## Work request
Report the lines of the data below that contain the string "this".

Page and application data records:

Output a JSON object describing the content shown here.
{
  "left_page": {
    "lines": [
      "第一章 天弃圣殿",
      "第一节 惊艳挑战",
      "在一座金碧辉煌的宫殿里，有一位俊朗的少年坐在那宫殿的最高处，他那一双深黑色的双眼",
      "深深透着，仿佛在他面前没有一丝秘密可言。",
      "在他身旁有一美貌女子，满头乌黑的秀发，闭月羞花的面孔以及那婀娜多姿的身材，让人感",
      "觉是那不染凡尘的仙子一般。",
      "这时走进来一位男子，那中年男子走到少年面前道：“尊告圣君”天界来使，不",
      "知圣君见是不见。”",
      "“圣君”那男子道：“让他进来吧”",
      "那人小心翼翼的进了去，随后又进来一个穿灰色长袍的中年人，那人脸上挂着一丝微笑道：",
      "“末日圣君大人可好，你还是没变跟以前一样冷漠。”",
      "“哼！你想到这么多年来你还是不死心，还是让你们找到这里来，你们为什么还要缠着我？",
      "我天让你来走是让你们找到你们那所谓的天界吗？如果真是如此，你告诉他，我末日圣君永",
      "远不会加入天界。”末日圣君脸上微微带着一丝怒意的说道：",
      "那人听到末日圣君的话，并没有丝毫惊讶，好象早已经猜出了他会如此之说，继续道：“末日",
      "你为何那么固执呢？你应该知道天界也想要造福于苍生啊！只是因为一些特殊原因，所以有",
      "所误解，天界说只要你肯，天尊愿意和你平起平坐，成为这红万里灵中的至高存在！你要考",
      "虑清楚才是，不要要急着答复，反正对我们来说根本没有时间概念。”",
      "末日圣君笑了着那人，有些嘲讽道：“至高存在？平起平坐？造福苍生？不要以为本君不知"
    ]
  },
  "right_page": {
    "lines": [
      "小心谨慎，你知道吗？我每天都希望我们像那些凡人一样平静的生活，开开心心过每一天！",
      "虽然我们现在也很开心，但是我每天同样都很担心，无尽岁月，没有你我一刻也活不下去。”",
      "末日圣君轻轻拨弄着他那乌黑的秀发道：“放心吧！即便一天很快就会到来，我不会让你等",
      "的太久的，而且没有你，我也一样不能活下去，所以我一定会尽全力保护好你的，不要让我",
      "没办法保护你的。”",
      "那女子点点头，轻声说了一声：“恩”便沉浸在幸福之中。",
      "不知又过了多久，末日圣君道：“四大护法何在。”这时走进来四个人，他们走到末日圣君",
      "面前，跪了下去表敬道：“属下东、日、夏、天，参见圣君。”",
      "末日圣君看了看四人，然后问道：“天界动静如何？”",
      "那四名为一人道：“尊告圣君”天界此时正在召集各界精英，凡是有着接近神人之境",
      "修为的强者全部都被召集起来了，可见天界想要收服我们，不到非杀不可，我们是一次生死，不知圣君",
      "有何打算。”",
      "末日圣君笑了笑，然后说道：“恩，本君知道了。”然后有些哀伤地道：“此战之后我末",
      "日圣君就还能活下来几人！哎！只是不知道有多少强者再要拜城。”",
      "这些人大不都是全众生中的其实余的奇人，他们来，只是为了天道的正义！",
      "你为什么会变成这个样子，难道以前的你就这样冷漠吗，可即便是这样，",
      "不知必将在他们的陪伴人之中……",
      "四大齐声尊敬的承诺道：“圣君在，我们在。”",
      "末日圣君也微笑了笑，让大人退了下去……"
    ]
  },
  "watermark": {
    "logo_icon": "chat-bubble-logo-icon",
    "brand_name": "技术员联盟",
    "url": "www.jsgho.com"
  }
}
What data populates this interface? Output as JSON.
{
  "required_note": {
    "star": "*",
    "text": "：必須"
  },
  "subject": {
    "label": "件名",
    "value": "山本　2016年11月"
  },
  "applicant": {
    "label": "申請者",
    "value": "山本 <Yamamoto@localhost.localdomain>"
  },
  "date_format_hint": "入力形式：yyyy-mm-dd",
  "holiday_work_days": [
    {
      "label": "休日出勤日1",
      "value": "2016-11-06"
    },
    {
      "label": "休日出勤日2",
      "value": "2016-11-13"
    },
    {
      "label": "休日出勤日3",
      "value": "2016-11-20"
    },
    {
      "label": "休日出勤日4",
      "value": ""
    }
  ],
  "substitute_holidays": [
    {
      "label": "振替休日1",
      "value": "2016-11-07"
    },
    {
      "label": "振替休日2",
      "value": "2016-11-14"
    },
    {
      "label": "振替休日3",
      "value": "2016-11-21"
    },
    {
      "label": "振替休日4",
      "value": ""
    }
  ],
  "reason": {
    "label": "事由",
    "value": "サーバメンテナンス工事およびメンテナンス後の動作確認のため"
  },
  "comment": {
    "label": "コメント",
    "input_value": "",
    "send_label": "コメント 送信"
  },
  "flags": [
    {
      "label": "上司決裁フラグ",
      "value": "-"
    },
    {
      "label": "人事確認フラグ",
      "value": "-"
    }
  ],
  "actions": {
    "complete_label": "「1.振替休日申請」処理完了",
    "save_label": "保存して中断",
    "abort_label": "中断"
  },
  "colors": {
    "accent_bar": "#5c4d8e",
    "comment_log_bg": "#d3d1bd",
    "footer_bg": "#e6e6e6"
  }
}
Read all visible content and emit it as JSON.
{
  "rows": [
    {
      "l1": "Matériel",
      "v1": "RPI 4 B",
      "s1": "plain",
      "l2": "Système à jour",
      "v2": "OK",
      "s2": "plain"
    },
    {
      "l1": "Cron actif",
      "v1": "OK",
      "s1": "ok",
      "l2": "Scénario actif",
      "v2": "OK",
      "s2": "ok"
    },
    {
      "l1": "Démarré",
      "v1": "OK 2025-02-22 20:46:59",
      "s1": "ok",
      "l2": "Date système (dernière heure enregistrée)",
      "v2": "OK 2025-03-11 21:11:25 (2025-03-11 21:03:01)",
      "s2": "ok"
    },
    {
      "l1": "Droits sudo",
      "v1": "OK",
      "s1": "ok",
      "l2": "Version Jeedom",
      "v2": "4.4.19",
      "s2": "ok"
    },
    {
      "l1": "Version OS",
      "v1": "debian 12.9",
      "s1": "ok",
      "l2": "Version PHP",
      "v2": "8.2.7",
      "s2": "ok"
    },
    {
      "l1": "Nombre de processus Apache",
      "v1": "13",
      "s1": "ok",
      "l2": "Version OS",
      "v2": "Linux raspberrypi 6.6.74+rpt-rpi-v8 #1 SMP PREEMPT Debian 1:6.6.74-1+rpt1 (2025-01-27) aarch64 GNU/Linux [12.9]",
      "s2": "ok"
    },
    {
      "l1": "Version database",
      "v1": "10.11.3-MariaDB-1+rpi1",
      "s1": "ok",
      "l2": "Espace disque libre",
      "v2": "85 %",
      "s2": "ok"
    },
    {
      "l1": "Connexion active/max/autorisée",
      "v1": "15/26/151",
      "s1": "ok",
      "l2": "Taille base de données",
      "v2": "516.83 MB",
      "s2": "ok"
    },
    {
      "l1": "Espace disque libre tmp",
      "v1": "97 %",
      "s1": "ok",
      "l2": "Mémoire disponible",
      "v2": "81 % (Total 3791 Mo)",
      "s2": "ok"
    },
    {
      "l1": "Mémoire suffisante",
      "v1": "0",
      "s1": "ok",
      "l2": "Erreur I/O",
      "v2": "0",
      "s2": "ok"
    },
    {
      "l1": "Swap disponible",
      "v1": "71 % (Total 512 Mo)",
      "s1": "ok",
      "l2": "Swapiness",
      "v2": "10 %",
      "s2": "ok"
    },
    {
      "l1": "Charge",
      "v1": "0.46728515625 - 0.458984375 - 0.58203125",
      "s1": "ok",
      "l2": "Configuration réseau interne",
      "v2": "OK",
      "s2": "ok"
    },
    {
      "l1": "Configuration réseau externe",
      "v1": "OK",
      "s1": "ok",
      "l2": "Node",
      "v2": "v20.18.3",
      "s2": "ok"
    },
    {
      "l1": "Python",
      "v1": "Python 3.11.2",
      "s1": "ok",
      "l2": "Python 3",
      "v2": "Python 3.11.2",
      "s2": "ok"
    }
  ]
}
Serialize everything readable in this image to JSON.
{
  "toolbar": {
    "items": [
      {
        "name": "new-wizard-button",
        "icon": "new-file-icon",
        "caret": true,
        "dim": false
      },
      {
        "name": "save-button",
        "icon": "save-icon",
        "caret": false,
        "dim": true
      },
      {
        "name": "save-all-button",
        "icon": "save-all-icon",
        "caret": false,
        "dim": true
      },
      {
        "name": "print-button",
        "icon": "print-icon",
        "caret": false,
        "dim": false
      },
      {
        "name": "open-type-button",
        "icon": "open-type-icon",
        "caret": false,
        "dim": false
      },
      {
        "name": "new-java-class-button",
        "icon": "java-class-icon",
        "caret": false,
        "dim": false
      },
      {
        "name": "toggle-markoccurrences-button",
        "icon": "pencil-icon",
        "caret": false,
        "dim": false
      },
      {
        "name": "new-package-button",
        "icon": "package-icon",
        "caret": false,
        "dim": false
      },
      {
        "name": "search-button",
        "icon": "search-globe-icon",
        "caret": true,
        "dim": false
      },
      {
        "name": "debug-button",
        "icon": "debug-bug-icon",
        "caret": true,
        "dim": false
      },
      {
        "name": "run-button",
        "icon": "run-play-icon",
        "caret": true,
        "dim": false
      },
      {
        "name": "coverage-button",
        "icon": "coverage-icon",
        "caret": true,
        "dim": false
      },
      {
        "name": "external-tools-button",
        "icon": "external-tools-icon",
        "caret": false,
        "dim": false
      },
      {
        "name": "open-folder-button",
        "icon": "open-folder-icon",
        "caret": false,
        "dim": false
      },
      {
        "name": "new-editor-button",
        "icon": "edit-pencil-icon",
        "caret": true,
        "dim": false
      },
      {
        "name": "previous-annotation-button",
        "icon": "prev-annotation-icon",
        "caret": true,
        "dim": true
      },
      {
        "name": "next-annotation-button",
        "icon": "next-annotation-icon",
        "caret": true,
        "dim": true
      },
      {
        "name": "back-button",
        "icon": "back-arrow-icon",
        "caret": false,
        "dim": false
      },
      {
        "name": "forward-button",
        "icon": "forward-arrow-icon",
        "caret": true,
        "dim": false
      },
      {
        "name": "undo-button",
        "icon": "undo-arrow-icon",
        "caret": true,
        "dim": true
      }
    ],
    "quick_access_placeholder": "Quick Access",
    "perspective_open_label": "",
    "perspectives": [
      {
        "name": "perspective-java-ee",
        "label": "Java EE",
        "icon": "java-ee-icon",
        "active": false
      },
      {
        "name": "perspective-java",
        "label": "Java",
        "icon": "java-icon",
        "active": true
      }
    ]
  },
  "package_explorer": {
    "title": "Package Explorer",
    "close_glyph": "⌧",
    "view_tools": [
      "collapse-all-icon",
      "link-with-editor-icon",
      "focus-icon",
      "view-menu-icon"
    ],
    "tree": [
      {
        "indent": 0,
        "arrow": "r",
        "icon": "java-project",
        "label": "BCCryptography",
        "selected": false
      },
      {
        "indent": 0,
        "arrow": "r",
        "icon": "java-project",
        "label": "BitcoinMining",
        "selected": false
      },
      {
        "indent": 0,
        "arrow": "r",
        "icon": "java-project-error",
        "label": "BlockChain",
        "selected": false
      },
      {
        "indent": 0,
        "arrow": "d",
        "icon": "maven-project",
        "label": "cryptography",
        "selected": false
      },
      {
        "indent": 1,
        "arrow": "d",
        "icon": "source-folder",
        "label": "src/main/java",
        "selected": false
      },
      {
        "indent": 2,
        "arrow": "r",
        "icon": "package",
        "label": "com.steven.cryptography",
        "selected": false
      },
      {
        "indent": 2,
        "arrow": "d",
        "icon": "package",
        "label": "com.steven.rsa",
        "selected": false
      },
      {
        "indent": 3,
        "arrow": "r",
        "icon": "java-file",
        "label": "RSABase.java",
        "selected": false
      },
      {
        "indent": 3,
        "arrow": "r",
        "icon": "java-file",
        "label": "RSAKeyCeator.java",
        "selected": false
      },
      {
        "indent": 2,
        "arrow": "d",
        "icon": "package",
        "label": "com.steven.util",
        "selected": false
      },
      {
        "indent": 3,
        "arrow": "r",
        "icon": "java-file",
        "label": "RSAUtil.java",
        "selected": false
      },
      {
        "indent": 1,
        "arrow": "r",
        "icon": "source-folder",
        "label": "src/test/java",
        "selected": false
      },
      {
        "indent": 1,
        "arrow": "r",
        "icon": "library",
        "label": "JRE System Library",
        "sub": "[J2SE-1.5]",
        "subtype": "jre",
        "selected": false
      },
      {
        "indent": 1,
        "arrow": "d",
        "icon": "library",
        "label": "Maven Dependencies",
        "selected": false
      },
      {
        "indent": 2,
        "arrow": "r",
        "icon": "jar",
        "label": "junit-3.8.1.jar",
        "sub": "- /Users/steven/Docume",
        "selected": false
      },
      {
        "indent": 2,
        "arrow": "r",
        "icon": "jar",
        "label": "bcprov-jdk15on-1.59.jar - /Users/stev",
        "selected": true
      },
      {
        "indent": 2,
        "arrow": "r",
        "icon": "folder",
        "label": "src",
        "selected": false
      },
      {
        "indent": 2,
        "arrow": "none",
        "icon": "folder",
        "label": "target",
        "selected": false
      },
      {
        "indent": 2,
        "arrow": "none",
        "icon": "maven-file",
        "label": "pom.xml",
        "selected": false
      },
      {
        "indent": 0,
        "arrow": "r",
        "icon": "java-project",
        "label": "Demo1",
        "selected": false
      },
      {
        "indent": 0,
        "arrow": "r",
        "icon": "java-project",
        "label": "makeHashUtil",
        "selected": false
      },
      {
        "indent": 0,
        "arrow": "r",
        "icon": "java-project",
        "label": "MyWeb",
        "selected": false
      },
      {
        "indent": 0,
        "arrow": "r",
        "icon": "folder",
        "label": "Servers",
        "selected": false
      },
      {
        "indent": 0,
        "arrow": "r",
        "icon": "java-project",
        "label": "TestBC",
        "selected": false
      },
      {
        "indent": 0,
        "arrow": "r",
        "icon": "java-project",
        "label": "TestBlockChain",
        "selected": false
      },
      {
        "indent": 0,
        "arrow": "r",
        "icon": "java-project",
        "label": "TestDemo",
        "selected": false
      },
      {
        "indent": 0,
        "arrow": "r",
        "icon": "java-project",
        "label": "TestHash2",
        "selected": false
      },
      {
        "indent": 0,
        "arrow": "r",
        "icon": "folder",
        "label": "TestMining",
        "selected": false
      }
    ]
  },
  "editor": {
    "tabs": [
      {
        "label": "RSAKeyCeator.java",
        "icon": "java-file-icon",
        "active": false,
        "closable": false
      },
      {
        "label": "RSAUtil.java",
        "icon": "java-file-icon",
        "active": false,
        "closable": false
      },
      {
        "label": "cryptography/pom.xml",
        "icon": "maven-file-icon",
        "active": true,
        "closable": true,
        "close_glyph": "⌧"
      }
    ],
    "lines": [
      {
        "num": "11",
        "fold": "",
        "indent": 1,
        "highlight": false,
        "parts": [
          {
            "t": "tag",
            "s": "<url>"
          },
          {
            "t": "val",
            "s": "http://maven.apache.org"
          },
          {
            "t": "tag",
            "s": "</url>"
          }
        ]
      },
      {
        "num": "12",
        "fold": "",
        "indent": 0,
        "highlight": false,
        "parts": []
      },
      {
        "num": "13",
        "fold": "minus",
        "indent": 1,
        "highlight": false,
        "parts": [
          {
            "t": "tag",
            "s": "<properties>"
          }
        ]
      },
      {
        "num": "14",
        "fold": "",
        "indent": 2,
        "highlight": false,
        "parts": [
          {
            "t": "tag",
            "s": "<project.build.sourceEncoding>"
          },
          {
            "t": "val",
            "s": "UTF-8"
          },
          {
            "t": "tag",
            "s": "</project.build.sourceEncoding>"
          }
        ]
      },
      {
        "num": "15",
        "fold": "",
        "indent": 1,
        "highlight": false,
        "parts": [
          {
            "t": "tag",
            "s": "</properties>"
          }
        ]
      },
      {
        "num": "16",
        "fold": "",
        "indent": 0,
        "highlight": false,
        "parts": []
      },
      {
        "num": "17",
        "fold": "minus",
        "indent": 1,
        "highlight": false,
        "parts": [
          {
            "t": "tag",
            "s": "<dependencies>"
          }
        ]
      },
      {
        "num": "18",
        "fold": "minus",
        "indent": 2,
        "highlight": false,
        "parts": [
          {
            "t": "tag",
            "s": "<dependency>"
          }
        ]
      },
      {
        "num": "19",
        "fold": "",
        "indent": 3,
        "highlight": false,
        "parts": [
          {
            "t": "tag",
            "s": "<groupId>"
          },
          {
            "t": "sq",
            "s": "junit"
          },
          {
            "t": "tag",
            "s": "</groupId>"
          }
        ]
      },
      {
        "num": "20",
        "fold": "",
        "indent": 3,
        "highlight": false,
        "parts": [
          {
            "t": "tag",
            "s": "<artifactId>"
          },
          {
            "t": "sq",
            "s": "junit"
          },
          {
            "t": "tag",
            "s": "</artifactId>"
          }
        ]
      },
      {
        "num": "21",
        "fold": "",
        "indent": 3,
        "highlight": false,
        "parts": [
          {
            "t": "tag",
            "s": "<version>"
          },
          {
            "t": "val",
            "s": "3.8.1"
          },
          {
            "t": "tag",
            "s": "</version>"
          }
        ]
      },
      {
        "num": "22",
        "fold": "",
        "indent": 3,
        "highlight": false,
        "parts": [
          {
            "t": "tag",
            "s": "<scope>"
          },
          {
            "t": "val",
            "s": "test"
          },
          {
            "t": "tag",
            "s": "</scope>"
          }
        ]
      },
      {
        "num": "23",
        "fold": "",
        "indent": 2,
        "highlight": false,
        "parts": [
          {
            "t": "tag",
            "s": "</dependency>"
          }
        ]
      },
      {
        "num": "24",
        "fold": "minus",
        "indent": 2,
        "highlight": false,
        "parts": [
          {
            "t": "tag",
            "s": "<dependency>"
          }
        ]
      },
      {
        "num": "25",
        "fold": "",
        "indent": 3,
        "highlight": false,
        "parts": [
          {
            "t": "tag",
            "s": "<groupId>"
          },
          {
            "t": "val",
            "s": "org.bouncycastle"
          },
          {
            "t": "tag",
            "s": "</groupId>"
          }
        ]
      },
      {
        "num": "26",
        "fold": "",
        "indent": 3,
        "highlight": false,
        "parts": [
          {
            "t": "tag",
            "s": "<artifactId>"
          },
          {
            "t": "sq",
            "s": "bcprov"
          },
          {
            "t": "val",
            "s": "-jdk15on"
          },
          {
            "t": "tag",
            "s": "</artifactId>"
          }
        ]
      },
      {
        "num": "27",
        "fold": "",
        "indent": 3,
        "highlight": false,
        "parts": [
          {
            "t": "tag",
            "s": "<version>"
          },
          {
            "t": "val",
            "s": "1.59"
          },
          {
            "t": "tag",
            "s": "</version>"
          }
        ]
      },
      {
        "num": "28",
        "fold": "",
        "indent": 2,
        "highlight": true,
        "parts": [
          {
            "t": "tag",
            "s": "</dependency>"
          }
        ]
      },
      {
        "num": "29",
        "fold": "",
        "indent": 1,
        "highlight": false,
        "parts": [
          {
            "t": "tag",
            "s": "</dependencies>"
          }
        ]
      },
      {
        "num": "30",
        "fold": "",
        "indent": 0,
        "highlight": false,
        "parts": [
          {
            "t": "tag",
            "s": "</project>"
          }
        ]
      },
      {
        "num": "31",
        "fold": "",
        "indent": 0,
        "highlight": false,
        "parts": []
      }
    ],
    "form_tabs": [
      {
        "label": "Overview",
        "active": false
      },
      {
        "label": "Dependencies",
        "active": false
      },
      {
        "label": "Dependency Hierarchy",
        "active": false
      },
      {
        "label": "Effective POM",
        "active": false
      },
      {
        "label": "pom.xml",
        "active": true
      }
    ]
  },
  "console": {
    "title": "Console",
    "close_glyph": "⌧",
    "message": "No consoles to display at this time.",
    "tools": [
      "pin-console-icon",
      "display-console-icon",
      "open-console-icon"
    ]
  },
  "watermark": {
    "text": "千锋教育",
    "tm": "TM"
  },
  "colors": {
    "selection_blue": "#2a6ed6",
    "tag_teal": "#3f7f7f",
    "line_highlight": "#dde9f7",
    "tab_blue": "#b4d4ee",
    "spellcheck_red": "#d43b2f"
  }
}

## Answer space
What data populates this interface? Output as JSON.
Serialize everything readable in this image to JSON.
    "message": "No consoles to display at this time.",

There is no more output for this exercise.